● WHAT THE EXERCISE ASKS
Type the entries out once more. Match them exactly.

_ _ _

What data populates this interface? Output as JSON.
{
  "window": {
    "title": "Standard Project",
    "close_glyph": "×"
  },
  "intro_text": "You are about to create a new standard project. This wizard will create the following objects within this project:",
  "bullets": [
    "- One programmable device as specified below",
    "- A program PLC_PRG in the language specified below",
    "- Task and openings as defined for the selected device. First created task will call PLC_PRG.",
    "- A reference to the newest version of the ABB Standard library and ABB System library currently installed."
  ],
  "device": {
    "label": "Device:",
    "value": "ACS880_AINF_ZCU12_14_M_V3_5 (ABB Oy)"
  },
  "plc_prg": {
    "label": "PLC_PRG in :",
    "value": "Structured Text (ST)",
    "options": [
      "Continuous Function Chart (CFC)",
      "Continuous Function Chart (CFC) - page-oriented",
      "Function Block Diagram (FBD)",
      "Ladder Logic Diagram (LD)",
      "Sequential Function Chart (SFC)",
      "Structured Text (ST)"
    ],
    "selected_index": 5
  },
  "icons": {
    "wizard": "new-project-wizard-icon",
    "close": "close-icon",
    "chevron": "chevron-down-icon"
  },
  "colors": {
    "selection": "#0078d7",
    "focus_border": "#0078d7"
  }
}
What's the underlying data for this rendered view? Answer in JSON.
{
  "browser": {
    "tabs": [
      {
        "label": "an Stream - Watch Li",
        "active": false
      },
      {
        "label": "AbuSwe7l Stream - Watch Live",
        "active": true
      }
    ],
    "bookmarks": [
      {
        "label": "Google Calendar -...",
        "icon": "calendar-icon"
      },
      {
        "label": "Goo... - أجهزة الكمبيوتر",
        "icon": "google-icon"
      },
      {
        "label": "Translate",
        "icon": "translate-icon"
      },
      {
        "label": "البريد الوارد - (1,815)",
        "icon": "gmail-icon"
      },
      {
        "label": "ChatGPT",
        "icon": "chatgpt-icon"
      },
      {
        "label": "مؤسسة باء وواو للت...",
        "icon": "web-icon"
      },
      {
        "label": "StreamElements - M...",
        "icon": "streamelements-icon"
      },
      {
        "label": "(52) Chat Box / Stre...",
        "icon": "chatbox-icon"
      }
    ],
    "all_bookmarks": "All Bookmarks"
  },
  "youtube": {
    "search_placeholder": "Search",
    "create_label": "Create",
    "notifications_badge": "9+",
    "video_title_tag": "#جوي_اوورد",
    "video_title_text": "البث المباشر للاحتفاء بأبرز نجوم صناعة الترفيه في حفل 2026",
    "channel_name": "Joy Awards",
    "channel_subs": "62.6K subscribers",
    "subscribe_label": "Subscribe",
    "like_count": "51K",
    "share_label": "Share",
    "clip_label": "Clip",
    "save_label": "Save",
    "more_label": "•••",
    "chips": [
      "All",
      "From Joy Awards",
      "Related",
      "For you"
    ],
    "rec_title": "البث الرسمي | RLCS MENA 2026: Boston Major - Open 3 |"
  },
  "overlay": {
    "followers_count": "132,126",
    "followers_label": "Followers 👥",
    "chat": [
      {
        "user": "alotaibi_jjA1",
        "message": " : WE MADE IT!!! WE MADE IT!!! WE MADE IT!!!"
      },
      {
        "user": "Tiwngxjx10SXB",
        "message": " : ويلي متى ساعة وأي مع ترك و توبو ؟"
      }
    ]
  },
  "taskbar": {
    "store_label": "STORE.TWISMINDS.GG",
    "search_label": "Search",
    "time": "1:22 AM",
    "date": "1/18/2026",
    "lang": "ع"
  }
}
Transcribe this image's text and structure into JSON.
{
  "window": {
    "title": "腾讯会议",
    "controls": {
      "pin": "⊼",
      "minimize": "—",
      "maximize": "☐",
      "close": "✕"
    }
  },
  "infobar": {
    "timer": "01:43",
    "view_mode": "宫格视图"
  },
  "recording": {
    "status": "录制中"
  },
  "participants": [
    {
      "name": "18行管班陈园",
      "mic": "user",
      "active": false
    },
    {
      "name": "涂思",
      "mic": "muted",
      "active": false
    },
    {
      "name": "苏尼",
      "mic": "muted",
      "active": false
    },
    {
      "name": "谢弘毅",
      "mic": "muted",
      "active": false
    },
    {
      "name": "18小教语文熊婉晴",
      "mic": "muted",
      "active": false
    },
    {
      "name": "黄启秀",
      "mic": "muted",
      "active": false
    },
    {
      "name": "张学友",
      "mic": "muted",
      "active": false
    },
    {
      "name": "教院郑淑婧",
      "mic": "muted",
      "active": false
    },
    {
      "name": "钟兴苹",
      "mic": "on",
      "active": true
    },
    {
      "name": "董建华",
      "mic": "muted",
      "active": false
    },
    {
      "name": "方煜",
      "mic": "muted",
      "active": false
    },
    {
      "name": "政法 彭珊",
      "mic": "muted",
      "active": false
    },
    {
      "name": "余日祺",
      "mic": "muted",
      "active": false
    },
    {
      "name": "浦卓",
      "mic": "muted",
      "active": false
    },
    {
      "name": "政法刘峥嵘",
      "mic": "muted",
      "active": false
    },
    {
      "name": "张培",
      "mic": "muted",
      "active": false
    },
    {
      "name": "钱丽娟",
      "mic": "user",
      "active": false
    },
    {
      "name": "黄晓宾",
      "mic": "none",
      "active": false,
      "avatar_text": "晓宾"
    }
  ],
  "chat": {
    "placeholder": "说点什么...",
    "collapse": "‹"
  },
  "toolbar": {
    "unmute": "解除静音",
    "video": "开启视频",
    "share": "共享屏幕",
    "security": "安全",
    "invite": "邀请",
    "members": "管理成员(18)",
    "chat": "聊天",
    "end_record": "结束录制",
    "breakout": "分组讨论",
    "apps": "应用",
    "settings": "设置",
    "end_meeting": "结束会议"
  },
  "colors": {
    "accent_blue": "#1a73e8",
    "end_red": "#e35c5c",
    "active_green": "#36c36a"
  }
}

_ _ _

● FINAL ANSWER
What data populates this interface? Output as JSON.
{
  "window": {
    "title": "Standard Project",
    "close_glyph": "×"
  },
  "intro_text": "You are about to create a new standard project. This wizard will create the following objects within this project:",
  "bullets": [
    "- One programmable device as specified below",
    "- A program PLC_PRG in the language specified below",
    "- Task and openings as defined for the selected device. First created task will call PLC_PRG.",
    "- A reference to the newest version of the ABB Standard library and ABB System library currently installed."
  ],
  "device": {
    "label": "Device:",
    "value": "ACS880_AINF_ZCU12_14_M_V3_5 (ABB Oy)"
  },
  "plc_prg": {
    "label": "PLC_PRG in :",
    "value": "Structured Text (ST)",
    "options": [
      "Continuous Function Chart (CFC)",
      "Continuous Function Chart (CFC) - page-oriented",
      "Function Block Diagram (FBD)",
      "Ladder Logic Diagram (LD)",
      "Sequential Function Chart (SFC)",
      "Structured Text (ST)"
    ],
    "selected_index": 5
  },
  "icons": {
    "wizard": "new-project-wizard-icon",
    "close": "close-icon",
    "chevron": "chevron-down-icon"
  },
  "colors": {
    "selection": "#0078d7",
    "focus_border": "#0078d7"
  }
}
What's the underlying data for this rendered view? Answer in JSON.
{
  "browser": {
    "tabs": [
      {
        "label": "an Stream - Watch Li",
        "active": false
      },
      {
        "label": "AbuSwe7l Stream - Watch Live",
        "active": true
      }
    ],
    "bookmarks": [
      {
        "label": "Google Calendar -...",
        "icon": "calendar-icon"
      },
      {
        "label": "Goo... - أجهزة الكمبيوتر",
        "icon": "google-icon"
      },
      {
        "label": "Translate",
        "icon": "translate-icon"
      },
      {
        "label": "البريد الوارد - (1,815)",
        "icon": "gmail-icon"
      },
      {
        "label": "ChatGPT",
        "icon": "chatgpt-icon"
      },
      {
        "label": "مؤسسة باء وواو للت...",
        "icon": "web-icon"
      },
      {
        "label": "StreamElements - M...",
        "icon": "streamelements-icon"
      },
      {
        "label": "(52) Chat Box / Stre...",
        "icon": "chatbox-icon"
      }
    ],
    "all_bookmarks": "All Bookmarks"
  },
  "youtube": {
    "search_placeholder": "Search",
    "create_label": "Create",
    "notifications_badge": "9+",
    "video_title_tag": "#جوي_اوورد",
    "video_title_text": "البث المباشر للاحتفاء بأبرز نجوم صناعة الترفيه في حفل 2026",
    "channel_name": "Joy Awards",
    "channel_subs": "62.6K subscribers",
    "subscribe_label": "Subscribe",
    "like_count": "51K",
    "share_label": "Share",
    "clip_label": "Clip",
    "save_label": "Save",
    "more_label": "•••",
    "chips": [
      "All",
      "From Joy Awards",
      "Related",
      "For you"
    ],
    "rec_title": "البث الرسمي | RLCS MENA 2026: Boston Major - Open 3 |"
  },
  "overlay": {
    "followers_count": "132,126",
    "followers_label": "Followers 👥",
    "chat": [
      {
        "user": "alotaibi_jjA1",
        "message": " : WE MADE IT!!! WE MADE IT!!! WE MADE IT!!!"
      },
      {
        "user": "Tiwngxjx10SXB",
        "message": " : ويلي متى ساعة وأي مع ترك و توبو ؟"
      }
    ]
  },
  "taskbar": {
    "store_label": "STORE.TWISMINDS.GG",
    "search_label": "Search",
    "time": "1:22 AM",
    "date": "1/18/2026",
    "lang": "ع"
  }
}
Transcribe this image's text and structure into JSON.
{
  "window": {
    "title": "腾讯会议",
    "controls": {
      "pin": "⊼",
      "minimize": "—",
      "maximize": "☐",
      "close": "✕"
    }
  },
  "infobar": {
    "timer": "01:43",
    "view_mode": "宫格视图"
  },
  "recording": {
    "status": "录制中"
  },
  "participants": [
    {
      "name": "18行管班陈园",
      "mic": "user",
      "active": false
    },
    {
      "name": "涂思",
      "mic": "muted",
      "active": false
    },
    {
      "name": "苏尼",
      "mic": "muted",
      "active": false
    },
    {
      "name": "谢弘毅",
      "mic": "muted",
      "active": false
    },
    {
      "name": "18小教语文熊婉晴",
      "mic": "muted",
      "active": false
    },
    {
      "name": "黄启秀",
      "mic": "muted",
      "active": false
    },
    {
      "name": "张学友",
      "mic": "muted",
      "active": false
    },
    {
      "name": "教院郑淑婧",
      "mic": "muted",
      "active": false
    },
    {
      "name": "钟兴苹",
      "mic": "on",
      "active": true
    },
    {
      "name": "董建华",
      "mic": "muted",
      "active": false
    },
    {
      "name": "方煜",
      "mic": "muted",
      "active": false
    },
    {
      "name": "政法 彭珊",
      "mic": "muted",
      "active": false
    },
    {
      "name": "余日祺",
      "mic": "muted",
      "active": false
    },
    {
      "name": "浦卓",
      "mic": "muted",
      "active": false
    },
    {
      "name": "政法刘峥嵘",
      "mic": "muted",
      "active": false
    },
    {
      "name": "张培",
      "mic": "muted",
      "active": false
    },
    {
      "name": "钱丽娟",
      "mic": "user",
      "active": false
    },
    {
      "name": "黄晓宾",
      "mic": "none",
      "active": false,
      "avatar_text": "晓宾"
    }
  ],
  "chat": {
    "placeholder": "说点什么...",
    "collapse": "‹"
  },
  "toolbar": {
    "unmute": "解除静音",
    "video": "开启视频",
    "share": "共享屏幕",
    "security": "安全",
    "invite": "邀请",
    "members": "管理成员(18)",
    "chat": "聊天",
    "end_record": "结束录制",
    "breakout": "分组讨论",
    "apps": "应用",
    "settings": "设置",
    "end_meeting": "结束会议"
  },
  "colors": {
    "accent_blue": "#1a73e8",
    "end_red": "#e35c5c",
    "active_green": "#36c36a"
  }
}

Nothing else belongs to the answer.